Dataset rows for apps and sites:
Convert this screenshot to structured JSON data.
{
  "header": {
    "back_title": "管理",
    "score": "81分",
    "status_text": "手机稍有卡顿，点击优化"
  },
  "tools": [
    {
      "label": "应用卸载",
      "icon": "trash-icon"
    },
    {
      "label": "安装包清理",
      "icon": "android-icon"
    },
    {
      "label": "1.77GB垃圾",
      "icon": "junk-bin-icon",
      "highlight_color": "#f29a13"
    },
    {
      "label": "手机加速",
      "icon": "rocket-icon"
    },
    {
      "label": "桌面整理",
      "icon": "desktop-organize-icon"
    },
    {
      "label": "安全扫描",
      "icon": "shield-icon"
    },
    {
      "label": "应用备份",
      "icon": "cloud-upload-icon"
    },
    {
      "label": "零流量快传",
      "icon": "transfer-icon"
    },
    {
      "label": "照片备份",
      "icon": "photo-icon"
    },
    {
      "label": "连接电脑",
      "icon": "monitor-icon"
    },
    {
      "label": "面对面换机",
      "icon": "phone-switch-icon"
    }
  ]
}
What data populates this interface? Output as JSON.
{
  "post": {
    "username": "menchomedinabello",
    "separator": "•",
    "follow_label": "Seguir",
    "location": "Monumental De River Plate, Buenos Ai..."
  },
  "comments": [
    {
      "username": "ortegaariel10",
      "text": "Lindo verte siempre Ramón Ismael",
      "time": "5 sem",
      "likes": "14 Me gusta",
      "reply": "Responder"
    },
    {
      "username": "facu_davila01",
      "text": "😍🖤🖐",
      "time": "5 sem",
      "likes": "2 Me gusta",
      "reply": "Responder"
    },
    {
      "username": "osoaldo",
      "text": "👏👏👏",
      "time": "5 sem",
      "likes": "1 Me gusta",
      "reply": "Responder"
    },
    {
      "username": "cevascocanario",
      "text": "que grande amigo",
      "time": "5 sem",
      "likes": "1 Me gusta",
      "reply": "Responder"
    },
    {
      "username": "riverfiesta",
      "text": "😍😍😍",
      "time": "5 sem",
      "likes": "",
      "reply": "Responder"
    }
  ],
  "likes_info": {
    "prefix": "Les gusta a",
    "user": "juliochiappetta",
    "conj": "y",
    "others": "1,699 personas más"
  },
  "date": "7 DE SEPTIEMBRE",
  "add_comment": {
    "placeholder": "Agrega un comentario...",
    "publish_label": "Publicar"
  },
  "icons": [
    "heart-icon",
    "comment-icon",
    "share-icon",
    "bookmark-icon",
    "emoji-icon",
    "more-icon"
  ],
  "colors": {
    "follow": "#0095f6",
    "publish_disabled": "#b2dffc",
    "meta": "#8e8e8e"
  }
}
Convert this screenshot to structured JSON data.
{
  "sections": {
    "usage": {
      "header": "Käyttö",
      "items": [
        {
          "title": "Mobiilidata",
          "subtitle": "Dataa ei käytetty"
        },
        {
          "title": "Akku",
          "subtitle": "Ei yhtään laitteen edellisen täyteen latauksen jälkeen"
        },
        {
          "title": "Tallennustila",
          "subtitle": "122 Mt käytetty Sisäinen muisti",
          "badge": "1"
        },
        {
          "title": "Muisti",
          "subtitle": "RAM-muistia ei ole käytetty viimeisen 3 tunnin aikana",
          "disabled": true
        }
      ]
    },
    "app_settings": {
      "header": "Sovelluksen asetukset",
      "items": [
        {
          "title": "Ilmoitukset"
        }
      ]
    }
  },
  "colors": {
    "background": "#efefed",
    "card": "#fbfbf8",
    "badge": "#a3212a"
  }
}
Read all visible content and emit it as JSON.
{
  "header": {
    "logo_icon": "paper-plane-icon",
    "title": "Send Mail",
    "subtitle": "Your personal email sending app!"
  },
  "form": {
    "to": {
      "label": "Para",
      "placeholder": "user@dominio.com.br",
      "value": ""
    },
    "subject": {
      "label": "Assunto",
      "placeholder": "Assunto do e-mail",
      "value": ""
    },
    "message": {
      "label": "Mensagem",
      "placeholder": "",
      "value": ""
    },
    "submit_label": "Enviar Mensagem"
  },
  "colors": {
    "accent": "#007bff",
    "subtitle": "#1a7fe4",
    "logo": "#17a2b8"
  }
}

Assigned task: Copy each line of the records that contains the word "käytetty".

Task response:
          "subtitle": "Dataa ei käytetty"
          "subtitle": "122 Mt käytetty Sisäinen muisti",
          "subtitle": "RAM-muistia ei ole käytetty viimeisen 3 tunnin aikana",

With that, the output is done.